Penance is an episodically structured novel that becomes more brilliant as the various parts converge to reveal the truth. Each of the extended chapters tells its tale in a unique way – there’s a personal letter, a press conference, and an interrogation to name just a few. What ties these stories together is that each of them stem from the same core event:
When they were ten-years-old, five childhood friends gather to play volleyball in the schoolyard. A strange man approaches saying that he has been tasked with fixing the air-conditioning inside the school, but he needs help reaching the upper vent. All of the girls volunteer, but the man chooses Emili Adachi. As the reader already suspects, this will end in tragedy. But it is the unfortunate actions of one adult that then sets into motion a series of life-altering decisions.
Emili’s mother, in her grief, blames the other girls. She tells them that they should have been the ones to die and if they have any hope of a future, they must find the killer or do penance to justify their survival. These are harsh words for young girls and each of them interpret and enact this “commandment” in different ways as they grow.
Each of these girls tells their story in the first four chapters of the novel. One by one they explain their version of that tragic afternoon. After Emili’s body was discovered, each girl took on a different task (telling the police, watching the body, finding a teacher, and telling Mrs. Adachi) so because they were separated, their tales diverge from that point forward. Each chapter goes on to tell readers about the lives of each character for years after the murder. These chapters read almost like self-contained short stories documenting the lives of multiple witnesses to the same horrific event.
The final section of the novel comes from the perspective of Emili’s mother, Asako. In it, she explains her reaction to the news of her daughter’s death and presents readers with her life story.
Penance only works because each of these tales contains vital information regarding the murder, but they all must be read before that truth becomes clear. The lives these characters experience are dark, often depressing, and never short of spellbinding. Kanae Minato’s writing feels almost like a classic fairy tale – one from which the reader hopes to learn some important life lesson. Even the key components in the novel feel like folklore – French dolls, isolated villages, special “air,” and always at the core, Japanese culture.

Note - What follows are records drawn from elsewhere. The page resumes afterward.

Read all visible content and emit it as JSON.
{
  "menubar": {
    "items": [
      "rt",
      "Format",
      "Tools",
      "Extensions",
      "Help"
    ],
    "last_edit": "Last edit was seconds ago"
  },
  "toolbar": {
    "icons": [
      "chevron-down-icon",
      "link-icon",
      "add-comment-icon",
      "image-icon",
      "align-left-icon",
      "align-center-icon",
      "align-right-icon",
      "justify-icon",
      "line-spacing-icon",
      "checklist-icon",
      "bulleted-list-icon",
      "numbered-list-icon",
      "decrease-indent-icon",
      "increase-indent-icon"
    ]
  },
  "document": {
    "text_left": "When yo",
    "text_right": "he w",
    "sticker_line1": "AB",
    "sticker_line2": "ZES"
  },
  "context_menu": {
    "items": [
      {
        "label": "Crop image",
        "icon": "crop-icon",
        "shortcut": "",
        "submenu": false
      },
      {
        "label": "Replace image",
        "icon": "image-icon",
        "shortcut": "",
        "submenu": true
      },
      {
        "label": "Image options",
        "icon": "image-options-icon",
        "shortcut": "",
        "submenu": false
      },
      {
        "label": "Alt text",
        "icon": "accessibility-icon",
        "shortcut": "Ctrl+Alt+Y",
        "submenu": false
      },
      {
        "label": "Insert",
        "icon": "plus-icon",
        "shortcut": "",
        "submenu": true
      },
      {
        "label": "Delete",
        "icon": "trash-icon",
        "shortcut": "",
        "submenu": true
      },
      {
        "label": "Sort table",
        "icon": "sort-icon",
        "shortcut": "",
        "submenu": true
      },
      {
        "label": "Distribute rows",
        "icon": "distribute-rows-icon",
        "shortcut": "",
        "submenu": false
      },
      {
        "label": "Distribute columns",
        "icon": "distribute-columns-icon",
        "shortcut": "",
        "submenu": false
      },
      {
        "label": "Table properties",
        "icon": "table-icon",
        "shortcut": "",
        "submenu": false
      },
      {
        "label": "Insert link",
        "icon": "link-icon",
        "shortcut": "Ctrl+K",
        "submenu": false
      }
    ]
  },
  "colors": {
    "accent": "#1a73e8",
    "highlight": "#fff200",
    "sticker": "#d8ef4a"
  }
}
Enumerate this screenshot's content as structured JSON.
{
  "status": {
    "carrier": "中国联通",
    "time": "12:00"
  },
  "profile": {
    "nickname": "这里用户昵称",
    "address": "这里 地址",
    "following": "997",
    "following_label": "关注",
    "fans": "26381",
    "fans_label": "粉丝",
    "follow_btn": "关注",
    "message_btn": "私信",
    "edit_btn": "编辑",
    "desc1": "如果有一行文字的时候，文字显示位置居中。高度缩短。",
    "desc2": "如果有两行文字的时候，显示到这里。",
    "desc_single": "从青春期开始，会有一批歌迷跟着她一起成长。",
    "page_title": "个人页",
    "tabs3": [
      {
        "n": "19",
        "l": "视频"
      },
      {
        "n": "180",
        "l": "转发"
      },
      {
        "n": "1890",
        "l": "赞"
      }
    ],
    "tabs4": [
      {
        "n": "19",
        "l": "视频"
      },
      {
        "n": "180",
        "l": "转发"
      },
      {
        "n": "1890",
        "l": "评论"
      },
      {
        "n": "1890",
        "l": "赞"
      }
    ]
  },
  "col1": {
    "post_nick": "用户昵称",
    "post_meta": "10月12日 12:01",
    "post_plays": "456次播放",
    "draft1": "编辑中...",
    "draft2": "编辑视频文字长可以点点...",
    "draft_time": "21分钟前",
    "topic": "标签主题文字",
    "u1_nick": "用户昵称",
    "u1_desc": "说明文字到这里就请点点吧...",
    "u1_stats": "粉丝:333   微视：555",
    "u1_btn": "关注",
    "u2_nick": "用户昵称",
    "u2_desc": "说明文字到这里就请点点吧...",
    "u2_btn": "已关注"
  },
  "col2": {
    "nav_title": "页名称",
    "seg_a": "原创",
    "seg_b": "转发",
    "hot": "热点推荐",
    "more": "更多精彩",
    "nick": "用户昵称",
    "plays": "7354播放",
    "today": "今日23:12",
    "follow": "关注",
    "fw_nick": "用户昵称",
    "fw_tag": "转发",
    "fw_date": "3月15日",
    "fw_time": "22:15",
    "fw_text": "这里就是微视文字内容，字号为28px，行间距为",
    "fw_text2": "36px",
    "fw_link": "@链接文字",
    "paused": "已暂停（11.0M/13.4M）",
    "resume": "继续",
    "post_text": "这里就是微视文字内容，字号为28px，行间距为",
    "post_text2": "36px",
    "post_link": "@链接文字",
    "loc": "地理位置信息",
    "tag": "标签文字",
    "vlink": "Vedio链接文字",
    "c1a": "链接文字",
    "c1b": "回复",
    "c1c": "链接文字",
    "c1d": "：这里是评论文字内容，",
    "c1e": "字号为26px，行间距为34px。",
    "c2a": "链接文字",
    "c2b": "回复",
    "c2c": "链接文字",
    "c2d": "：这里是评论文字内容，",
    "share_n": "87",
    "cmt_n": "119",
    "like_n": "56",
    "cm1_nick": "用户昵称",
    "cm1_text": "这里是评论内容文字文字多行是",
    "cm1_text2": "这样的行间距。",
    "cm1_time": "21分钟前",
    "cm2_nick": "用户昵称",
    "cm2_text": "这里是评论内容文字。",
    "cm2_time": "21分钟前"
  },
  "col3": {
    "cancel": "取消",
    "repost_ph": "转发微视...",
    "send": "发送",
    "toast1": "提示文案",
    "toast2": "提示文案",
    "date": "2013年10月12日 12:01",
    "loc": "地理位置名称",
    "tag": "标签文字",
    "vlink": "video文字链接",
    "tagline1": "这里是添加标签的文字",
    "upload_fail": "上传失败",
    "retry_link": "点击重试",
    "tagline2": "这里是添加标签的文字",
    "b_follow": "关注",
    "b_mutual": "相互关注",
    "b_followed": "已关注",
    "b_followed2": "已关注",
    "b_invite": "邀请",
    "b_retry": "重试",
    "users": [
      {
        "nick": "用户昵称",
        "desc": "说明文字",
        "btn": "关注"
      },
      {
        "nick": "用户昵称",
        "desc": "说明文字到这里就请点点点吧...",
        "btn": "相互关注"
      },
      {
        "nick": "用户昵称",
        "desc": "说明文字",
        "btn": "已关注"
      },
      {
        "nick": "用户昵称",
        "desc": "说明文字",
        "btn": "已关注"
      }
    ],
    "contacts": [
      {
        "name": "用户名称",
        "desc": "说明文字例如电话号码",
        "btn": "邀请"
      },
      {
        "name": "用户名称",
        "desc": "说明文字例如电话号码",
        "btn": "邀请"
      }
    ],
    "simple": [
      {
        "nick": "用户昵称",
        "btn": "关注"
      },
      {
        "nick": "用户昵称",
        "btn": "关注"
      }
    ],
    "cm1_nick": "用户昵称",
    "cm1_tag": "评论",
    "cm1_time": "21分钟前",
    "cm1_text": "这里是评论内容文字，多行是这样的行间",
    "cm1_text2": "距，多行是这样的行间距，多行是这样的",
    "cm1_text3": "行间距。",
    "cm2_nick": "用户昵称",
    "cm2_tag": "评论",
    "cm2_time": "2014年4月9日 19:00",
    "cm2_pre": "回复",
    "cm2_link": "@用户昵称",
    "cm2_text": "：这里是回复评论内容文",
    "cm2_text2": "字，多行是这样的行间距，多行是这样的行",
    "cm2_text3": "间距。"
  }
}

Penance is a tightly-constructed 240-ish pages. While it could easily be read in minimal sittings, the depth of despair within each tale will have readers taking things slowly; but the draw to know the truth is powerful and will keep readers returning for each subsequent tale. Once all is revealed there is a sense of closure, something that both the reader and the characters within the novel desperately need.